Federal scientists hiked into the Carson-Iceberg wilderness this week in an effort to restore the Paiute cutthroat trout to its former territory by poisoning a section of Silver King Creek in far southern Alpine County.
“They are up there treating the stream,” U.S. Fish and Wildlife Service spokeswoman Jeanne Stafford said Tuesday. “They hiked in on Sunday and some more on Monday, and plan to be up there all week.”
Starting Wednesday, scientists are putting rotenone in the creek near Silver King Canyon and accessible portions of Tamarack Creek, Tamarack Lake Creek and the lower reaches of Coyote Valley Creek.
The creeks were stocked with fish such as rainbow and golden trout long ago, and those fish have to be cleared out before the Paiute cutthroat can be reintroduced.

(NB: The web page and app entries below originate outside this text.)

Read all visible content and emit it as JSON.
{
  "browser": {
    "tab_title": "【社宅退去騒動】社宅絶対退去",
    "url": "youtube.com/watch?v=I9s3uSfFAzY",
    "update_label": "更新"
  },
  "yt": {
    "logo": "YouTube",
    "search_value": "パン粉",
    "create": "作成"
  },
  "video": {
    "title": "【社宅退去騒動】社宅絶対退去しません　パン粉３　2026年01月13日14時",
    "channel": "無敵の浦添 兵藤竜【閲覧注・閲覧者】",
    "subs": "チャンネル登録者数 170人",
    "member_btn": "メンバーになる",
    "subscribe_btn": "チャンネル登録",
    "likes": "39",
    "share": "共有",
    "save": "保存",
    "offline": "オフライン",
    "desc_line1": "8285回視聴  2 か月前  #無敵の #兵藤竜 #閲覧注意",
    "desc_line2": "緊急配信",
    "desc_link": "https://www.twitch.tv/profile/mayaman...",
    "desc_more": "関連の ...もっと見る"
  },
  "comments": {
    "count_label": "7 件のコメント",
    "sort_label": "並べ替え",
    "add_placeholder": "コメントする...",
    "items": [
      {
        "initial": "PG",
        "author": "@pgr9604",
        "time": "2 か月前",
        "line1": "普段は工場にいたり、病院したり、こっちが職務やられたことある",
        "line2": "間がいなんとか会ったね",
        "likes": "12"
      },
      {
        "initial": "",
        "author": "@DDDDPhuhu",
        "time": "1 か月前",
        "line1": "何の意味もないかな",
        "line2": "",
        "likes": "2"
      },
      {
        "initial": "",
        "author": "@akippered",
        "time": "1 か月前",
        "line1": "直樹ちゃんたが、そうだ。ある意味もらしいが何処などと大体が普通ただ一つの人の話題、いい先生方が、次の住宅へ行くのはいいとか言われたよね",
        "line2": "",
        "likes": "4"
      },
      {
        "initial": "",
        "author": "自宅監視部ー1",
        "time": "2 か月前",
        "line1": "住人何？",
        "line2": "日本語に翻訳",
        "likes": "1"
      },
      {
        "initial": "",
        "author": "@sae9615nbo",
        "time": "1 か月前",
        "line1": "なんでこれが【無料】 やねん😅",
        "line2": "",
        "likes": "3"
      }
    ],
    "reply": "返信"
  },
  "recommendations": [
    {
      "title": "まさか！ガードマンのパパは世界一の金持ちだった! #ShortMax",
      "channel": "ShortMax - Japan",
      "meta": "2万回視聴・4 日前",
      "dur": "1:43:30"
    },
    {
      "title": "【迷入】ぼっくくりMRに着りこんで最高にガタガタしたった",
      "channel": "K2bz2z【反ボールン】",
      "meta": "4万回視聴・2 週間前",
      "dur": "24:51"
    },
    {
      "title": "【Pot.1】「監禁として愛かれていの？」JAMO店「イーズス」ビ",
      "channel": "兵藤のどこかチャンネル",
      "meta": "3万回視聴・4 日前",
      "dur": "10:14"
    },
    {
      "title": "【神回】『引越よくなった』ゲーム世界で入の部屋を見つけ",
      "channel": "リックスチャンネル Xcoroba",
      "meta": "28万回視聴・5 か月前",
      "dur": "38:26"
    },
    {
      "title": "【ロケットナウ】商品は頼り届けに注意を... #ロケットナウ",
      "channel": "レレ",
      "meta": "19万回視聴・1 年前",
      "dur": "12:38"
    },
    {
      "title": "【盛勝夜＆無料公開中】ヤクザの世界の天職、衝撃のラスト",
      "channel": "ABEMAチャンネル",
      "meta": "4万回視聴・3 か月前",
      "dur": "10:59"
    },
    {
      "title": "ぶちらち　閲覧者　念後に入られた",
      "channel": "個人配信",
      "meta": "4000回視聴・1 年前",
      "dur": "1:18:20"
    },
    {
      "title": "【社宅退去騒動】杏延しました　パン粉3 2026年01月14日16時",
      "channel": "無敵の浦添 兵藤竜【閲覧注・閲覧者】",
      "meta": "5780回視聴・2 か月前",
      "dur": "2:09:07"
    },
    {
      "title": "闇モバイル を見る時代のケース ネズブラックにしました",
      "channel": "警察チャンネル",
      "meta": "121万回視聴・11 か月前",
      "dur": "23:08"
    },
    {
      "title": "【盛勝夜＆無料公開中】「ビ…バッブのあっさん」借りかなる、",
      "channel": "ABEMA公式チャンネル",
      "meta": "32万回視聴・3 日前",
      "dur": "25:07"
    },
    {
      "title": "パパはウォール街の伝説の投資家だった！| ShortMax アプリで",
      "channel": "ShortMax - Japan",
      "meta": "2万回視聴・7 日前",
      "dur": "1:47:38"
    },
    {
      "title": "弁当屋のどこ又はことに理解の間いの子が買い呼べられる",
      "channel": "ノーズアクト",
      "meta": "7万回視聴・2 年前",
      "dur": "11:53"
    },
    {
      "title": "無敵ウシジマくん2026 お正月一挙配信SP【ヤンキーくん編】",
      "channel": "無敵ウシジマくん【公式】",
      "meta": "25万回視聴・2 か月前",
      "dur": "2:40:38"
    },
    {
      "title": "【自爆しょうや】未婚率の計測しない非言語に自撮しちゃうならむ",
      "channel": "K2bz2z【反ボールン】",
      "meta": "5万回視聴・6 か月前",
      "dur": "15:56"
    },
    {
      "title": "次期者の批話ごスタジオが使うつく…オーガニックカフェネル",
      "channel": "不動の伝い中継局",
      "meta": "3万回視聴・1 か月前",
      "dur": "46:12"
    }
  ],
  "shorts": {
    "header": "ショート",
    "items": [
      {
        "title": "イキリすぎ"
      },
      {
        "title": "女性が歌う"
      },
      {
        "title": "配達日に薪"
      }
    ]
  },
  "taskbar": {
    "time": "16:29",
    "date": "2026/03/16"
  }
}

Signs will be posted along the creek where it has been poisoned, and levels of the poison monitored.
Silver King Creek is a tributary of the Carson River’s East Fork.
Stafford said it could end up taking three to five years before it’s ready for the endangered trout to be stocked there.
The effort to restore what’s called the rarest trout in North America has been in the works for more than a decade.
A cousin to the Lahontan cutthroat trout, the Paiute trout’s original range was limited to the areas around Silver King Creek.
Once done, the habitat of the Paiute trout will cover nine miles of stream habitat, nearly doubling its current range, and reducing the risk of extinction or interbreeding with non-native trout.
The effort has long been opposed by anglers, who want to preserve the fishing in Silver King Creek.